**Exercise requirements**: Repeat every record exactly.

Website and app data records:
'''

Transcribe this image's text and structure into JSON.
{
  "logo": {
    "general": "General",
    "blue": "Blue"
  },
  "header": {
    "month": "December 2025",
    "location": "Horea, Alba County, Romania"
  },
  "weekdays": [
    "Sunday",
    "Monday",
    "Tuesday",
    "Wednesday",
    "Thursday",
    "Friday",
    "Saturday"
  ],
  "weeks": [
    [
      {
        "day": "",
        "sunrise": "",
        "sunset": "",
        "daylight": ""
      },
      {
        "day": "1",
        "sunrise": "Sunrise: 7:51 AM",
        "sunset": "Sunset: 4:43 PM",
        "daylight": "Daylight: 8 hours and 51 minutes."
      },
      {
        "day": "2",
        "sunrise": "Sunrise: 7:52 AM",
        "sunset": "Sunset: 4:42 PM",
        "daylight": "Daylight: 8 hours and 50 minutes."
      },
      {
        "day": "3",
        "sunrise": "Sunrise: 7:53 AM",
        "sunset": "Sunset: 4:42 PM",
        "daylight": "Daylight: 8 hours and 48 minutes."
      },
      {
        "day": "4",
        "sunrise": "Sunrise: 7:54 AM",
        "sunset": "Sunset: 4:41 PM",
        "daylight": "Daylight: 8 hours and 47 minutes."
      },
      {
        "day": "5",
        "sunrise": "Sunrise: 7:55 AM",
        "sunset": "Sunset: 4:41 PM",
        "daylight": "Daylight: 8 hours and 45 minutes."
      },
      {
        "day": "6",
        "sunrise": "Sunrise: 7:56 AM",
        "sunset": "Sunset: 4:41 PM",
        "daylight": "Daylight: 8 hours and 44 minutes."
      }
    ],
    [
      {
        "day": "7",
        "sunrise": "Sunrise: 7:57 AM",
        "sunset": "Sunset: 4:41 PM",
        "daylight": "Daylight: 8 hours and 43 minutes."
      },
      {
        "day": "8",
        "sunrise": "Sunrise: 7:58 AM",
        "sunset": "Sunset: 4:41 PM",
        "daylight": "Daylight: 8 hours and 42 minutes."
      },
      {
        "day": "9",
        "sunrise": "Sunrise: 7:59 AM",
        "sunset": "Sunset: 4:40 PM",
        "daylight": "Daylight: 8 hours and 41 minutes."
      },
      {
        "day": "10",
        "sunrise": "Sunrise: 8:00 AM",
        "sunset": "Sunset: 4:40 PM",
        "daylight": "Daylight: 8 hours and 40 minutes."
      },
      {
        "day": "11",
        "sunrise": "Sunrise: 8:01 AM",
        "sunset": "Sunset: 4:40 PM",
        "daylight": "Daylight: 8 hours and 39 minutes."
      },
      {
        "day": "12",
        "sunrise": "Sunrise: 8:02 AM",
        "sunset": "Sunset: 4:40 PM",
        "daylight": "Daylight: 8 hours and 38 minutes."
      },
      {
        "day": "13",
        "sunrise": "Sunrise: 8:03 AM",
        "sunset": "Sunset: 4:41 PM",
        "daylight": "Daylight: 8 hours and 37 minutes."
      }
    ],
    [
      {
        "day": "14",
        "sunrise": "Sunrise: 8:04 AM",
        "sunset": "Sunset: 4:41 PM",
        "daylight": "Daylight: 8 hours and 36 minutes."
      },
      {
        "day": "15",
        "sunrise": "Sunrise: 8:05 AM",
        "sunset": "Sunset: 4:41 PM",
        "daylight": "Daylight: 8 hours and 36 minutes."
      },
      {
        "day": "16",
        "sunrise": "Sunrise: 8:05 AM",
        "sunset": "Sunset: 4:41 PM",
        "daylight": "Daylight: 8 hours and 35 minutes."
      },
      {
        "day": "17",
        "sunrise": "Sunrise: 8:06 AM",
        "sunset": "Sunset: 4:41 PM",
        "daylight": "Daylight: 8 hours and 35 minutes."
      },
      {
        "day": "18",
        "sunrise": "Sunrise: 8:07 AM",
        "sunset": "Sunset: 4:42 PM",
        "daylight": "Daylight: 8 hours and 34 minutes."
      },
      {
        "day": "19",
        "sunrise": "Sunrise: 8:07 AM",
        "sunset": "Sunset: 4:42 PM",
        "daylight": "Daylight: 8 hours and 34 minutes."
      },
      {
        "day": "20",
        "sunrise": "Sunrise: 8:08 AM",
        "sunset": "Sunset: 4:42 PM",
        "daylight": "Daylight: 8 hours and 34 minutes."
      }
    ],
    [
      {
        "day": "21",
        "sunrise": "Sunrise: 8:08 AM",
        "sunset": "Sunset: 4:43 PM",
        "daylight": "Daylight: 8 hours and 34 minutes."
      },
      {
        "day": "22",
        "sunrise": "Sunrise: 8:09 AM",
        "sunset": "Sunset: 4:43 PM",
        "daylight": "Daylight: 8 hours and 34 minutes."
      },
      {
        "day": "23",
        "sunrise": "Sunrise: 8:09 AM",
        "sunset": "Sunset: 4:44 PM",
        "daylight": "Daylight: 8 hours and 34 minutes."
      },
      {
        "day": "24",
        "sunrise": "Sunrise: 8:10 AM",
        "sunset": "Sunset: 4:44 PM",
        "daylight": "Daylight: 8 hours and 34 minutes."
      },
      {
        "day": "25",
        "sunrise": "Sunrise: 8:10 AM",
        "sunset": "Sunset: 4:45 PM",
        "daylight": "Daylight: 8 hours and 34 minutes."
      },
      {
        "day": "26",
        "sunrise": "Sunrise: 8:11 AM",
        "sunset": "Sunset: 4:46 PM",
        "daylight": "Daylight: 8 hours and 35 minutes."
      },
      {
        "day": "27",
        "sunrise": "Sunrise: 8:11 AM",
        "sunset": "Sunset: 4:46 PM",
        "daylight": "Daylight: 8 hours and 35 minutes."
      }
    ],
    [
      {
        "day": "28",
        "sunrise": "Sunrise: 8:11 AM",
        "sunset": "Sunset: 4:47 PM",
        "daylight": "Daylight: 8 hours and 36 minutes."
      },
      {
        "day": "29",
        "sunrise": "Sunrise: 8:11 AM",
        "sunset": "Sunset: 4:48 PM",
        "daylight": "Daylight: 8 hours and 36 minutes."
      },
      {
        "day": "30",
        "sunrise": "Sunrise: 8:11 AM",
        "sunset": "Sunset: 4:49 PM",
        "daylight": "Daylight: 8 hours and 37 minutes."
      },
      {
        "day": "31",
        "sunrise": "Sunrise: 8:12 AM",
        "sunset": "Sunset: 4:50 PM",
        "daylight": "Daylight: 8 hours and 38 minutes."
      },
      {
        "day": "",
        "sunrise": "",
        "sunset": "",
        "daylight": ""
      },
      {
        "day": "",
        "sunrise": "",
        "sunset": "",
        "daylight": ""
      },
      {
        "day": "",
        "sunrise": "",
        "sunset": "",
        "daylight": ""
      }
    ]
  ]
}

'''

**Exercise answer**:
Transcribe this image's text and structure into JSON.
{
  "logo": {
    "general": "General",
    "blue": "Blue"
  },
  "header": {
    "month": "December 2025",
    "location": "Horea, Alba County, Romania"
  },
  "weekdays": [
    "Sunday",
    "Monday",
    "Tuesday",
    "Wednesday",
    "Thursday",
    "Friday",
    "Saturday"
  ],
  "weeks": [
    [
      {
        "day": "",
        "sunrise": "",
        "sunset": "",
        "daylight": ""
      },
      {
        "day": "1",
        "sunrise": "Sunrise: 7:51 AM",
        "sunset": "Sunset: 4:43 PM",
        "daylight": "Daylight: 8 hours and 51 minutes."
      },
      {
        "day": "2",
        "sunrise": "Sunrise: 7:52 AM",
        "sunset": "Sunset: 4:42 PM",
        "daylight": "Daylight: 8 hours and 50 minutes."
      },
      {
        "day": "3",
        "sunrise": "Sunrise: 7:53 AM",
        "sunset": "Sunset: 4:42 PM",
        "daylight": "Daylight: 8 hours and 48 minutes."
      },
      {
        "day": "4",
        "sunrise": "Sunrise: 7:54 AM",
        "sunset": "Sunset: 4:41 PM",
        "daylight": "Daylight: 8 hours and 47 minutes."
      },
      {
        "day": "5",
        "sunrise": "Sunrise: 7:55 AM",
        "sunset": "Sunset: 4:41 PM",
        "daylight": "Daylight: 8 hours and 45 minutes."
      },
      {
        "day": "6",
        "sunrise": "Sunrise: 7:56 AM",
        "sunset": "Sunset: 4:41 PM",
        "daylight": "Daylight: 8 hours and 44 minutes."
      }
    ],
    [
      {
        "day": "7",
        "sunrise": "Sunrise: 7:57 AM",
        "sunset": "Sunset: 4:41 PM",
        "daylight": "Daylight: 8 hours and 43 minutes."
      },
      {
        "day": "8",
        "sunrise": "Sunrise: 7:58 AM",
        "sunset": "Sunset: 4:41 PM",
        "daylight": "Daylight: 8 hours and 42 minutes."
      },
      {
        "day": "9",
        "sunrise": "Sunrise: 7:59 AM",
        "sunset": "Sunset: 4:40 PM",
        "daylight": "Daylight: 8 hours and 41 minutes."
      },
      {
        "day": "10",
        "sunrise": "Sunrise: 8:00 AM",
        "sunset": "Sunset: 4:40 PM",
        "daylight": "Daylight: 8 hours and 40 minutes."
      },
      {
        "day": "11",
        "sunrise": "Sunrise: 8:01 AM",
        "sunset": "Sunset: 4:40 PM",
        "daylight": "Daylight: 8 hours and 39 minutes."
      },
      {
        "day": "12",
        "sunrise": "Sunrise: 8:02 AM",
        "sunset": "Sunset: 4:40 PM",
        "daylight": "Daylight: 8 hours and 38 minutes."
      },
      {
        "day": "13",
        "sunrise": "Sunrise: 8:03 AM",
        "sunset": "Sunset: 4:41 PM",
        "daylight": "Daylight: 8 hours and 37 minutes."
      }
    ],
    [
      {
        "day": "14",
        "sunrise": "Sunrise: 8:04 AM",
        "sunset": "Sunset: 4:41 PM",
        "daylight": "Daylight: 8 hours and 36 minutes."
      },
      {
        "day": "15",
        "sunrise": "Sunrise: 8:05 AM",
        "sunset": "Sunset: 4:41 PM",
        "daylight": "Daylight: 8 hours and 36 minutes."
      },
      {
        "day": "16",
        "sunrise": "Sunrise: 8:05 AM",
        "sunset": "Sunset: 4:41 PM",
        "daylight": "Daylight: 8 hours and 35 minutes."
      },
      {
        "day": "17",
        "sunrise": "Sunrise: 8:06 AM",
        "sunset": "Sunset: 4:41 PM",
        "daylight": "Daylight: 8 hours and 35 minutes."
      },
      {
        "day": "18",
        "sunrise": "Sunrise: 8:07 AM",
        "sunset": "Sunset: 4:42 PM",
        "daylight": "Daylight: 8 hours and 34 minutes."
      },
      {
        "day": "19",
        "sunrise": "Sunrise: 8:07 AM",
        "sunset": "Sunset: 4:42 PM",
        "daylight": "Daylight: 8 hours and 34 minutes."
      },
      {
        "day": "20",
        "sunrise": "Sunrise: 8:08 AM",
        "sunset": "Sunset: 4:42 PM",
        "daylight": "Daylight: 8 hours and 34 minutes."
      }
    ],
    [
      {
        "day": "21",
        "sunrise": "Sunrise: 8:08 AM",
        "sunset": "Sunset: 4:43 PM",
        "daylight": "Daylight: 8 hours and 34 minutes."
      },
      {
        "day": "22",
        "sunrise": "Sunrise: 8:09 AM",
        "sunset": "Sunset: 4:43 PM",
        "daylight": "Daylight: 8 hours and 34 minutes."
      },
      {
        "day": "23",
        "sunrise": "Sunrise: 8:09 AM",
        "sunset": "Sunset: 4:44 PM",
        "daylight": "Daylight: 8 hours and 34 minutes."
      },
      {
        "day": "24",
        "sunrise": "Sunrise: 8:10 AM",
        "sunset": "Sunset: 4:44 PM",
        "daylight": "Daylight: 8 hours and 34 minutes."
      },
      {
        "day": "25",
        "sunrise": "Sunrise: 8:10 AM",
        "sunset": "Sunset: 4:45 PM",
        "daylight": "Daylight: 8 hours and 34 minutes."
      },
      {
        "day": "26",
        "sunrise": "Sunrise: 8:11 AM",
        "sunset": "Sunset: 4:46 PM",
        "daylight": "Daylight: 8 hours and 35 minutes."
      },
      {
        "day": "27",
        "sunrise": "Sunrise: 8:11 AM",
        "sunset": "Sunset: 4:46 PM",
        "daylight": "Daylight: 8 hours and 35 minutes."
      }
    ],
    [
      {
        "day": "28",
        "sunrise": "Sunrise: 8:11 AM",
        "sunset": "Sunset: 4:47 PM",
        "daylight": "Daylight: 8 hours and 36 minutes."
      },
      {
        "day": "29",
        "sunrise": "Sunrise: 8:11 AM",
        "sunset": "Sunset: 4:48 PM",
        "daylight": "Daylight: 8 hours and 36 minutes."
      },
      {
        "day": "30",
        "sunrise": "Sunrise: 8:11 AM",
        "sunset": "Sunset: 4:49 PM",
        "daylight": "Daylight: 8 hours and 37 minutes."
      },
      {
        "day": "31",
        "sunrise": "Sunrise: 8:12 AM",
        "sunset": "Sunset: 4:50 PM",
        "daylight": "Daylight: 8 hours and 38 minutes."
      },
      {
        "day": "",
        "sunrise": "",
        "sunset": "",
        "daylight": ""
      },
      {
        "day": "",
        "sunrise": "",
        "sunset": "",
        "daylight": ""
      },
      {
        "day": "",
        "sunrise": "",
        "sunset": "",
        "daylight": ""
      }
    ]
  ]
}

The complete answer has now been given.